» EXERCISE OBJECTIVE
Copy every record exactly.

(Component data from apps and pages)

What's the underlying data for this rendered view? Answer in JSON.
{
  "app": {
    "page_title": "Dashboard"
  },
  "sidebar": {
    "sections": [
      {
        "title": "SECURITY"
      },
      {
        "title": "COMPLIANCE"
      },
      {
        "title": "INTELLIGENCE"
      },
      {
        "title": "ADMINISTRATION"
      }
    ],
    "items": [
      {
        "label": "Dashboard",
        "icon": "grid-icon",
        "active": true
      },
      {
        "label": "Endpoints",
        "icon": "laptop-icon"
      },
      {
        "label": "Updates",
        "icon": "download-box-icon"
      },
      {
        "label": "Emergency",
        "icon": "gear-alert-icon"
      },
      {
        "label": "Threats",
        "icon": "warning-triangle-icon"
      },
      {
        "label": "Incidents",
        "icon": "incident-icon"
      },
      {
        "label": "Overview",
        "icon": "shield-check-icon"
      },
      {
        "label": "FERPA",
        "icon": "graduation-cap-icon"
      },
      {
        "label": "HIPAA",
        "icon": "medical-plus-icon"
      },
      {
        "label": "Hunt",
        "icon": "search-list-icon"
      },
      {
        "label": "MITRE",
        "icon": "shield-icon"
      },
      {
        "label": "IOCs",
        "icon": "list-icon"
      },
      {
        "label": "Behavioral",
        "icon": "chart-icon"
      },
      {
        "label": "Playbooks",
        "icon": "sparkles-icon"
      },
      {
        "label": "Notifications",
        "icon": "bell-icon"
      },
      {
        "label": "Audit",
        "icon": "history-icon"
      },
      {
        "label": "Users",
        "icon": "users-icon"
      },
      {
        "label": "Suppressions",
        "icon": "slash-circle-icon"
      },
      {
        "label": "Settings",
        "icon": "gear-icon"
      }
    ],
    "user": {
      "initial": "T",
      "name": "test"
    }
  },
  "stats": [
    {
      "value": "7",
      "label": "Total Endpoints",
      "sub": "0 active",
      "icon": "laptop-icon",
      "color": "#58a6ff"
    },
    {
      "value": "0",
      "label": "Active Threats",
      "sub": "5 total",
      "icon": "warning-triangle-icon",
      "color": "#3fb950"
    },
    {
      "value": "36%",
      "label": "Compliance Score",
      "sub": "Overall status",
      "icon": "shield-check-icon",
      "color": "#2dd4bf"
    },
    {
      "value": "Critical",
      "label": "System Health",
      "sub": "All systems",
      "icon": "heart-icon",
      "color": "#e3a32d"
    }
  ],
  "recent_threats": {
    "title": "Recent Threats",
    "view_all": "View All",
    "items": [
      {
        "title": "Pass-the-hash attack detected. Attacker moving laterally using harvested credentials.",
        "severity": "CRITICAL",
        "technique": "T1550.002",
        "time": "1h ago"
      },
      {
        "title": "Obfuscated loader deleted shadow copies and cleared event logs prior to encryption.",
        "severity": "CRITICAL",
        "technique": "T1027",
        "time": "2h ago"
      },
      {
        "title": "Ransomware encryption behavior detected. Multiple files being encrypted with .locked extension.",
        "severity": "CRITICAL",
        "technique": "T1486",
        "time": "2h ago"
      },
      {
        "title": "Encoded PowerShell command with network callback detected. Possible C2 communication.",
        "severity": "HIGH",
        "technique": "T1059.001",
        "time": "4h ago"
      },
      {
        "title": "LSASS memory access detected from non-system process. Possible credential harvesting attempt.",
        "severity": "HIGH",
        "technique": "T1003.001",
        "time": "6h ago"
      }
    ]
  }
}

» RESPONSE
What's the underlying data for this rendered view? Answer in JSON.
{
  "app": {
    "page_title": "Dashboard"
  },
  "sidebar": {
    "sections": [
      {
        "title": "SECURITY"
      },
      {
        "title": "COMPLIANCE"
      },
      {
        "title": "INTELLIGENCE"
      },
      {
        "title": "ADMINISTRATION"
      }
    ],
    "items": [
      {
        "label": "Dashboard",
        "icon": "grid-icon",
        "active": true
      },
      {
        "label": "Endpoints",
        "icon": "laptop-icon"
      },
      {
        "label": "Updates",
        "icon": "download-box-icon"
      },
      {
        "label": "Emergency",
        "icon": "gear-alert-icon"
      },
      {
        "label": "Threats",
        "icon": "warning-triangle-icon"
      },
      {
        "label": "Incidents",
        "icon": "incident-icon"
      },
      {
        "label": "Overview",
        "icon": "shield-check-icon"
      },
      {
        "label": "FERPA",
        "icon": "graduation-cap-icon"
      },
      {
        "label": "HIPAA",
        "icon": "medical-plus-icon"
      },
      {
        "label": "Hunt",
        "icon": "search-list-icon"
      },
      {
        "label": "MITRE",
        "icon": "shield-icon"
      },
      {
        "label": "IOCs",
        "icon": "list-icon"
      },
      {
        "label": "Behavioral",
        "icon": "chart-icon"
      },
      {
        "label": "Playbooks",
        "icon": "sparkles-icon"
      },
      {
        "label": "Notifications",
        "icon": "bell-icon"
      },
      {
        "label": "Audit",
        "icon": "history-icon"
      },
      {
        "label": "Users",
        "icon": "users-icon"
      },
      {
        "label": "Suppressions",
        "icon": "slash-circle-icon"
      },
      {
        "label": "Settings",
        "icon": "gear-icon"
      }
    ],
    "user": {
      "initial": "T",
      "name": "test"
    }
  },
  "stats": [
    {
      "value": "7",
      "label": "Total Endpoints",
      "sub": "0 active",
      "icon": "laptop-icon",
      "color": "#58a6ff"
    },
    {
      "value": "0",
      "label": "Active Threats",
      "sub": "5 total",
      "icon": "warning-triangle-icon",
      "color": "#3fb950"
    },
    {
      "value": "36%",
      "label": "Compliance Score",
      "sub": "Overall status",
      "icon": "shield-check-icon",
      "color": "#2dd4bf"
    },
    {
      "value": "Critical",
      "label": "System Health",
      "sub": "All systems",
      "icon": "heart-icon",
      "color": "#e3a32d"
    }
  ],
  "recent_threats": {
    "title": "Recent Threats",
    "view_all": "View All",
    "items": [
      {
        "title": "Pass-the-hash attack detected. Attacker moving laterally using harvested credentials.",
        "severity": "CRITICAL",
        "technique": "T1550.002",
        "time": "1h ago"
      },
      {
        "title": "Obfuscated loader deleted shadow copies and cleared event logs prior to encryption.",
        "severity": "CRITICAL",
        "technique": "T1027",
        "time": "2h ago"
      },
      {
        "title": "Ransomware encryption behavior detected. Multiple files being encrypted with .locked extension.",
        "severity": "CRITICAL",
        "technique": "T1486",
        "time": "2h ago"
      },
      {
        "title": "Encoded PowerShell command with network callback detected. Possible C2 communication.",
        "severity": "HIGH",
        "technique": "T1059.001",
        "time": "4h ago"
      },
      {
        "title": "LSASS memory access detected from non-system process. Possible credential harvesting attempt.",
        "severity": "HIGH",
        "technique": "T1003.001",
        "time": "6h ago"
      }
    ]
  }
}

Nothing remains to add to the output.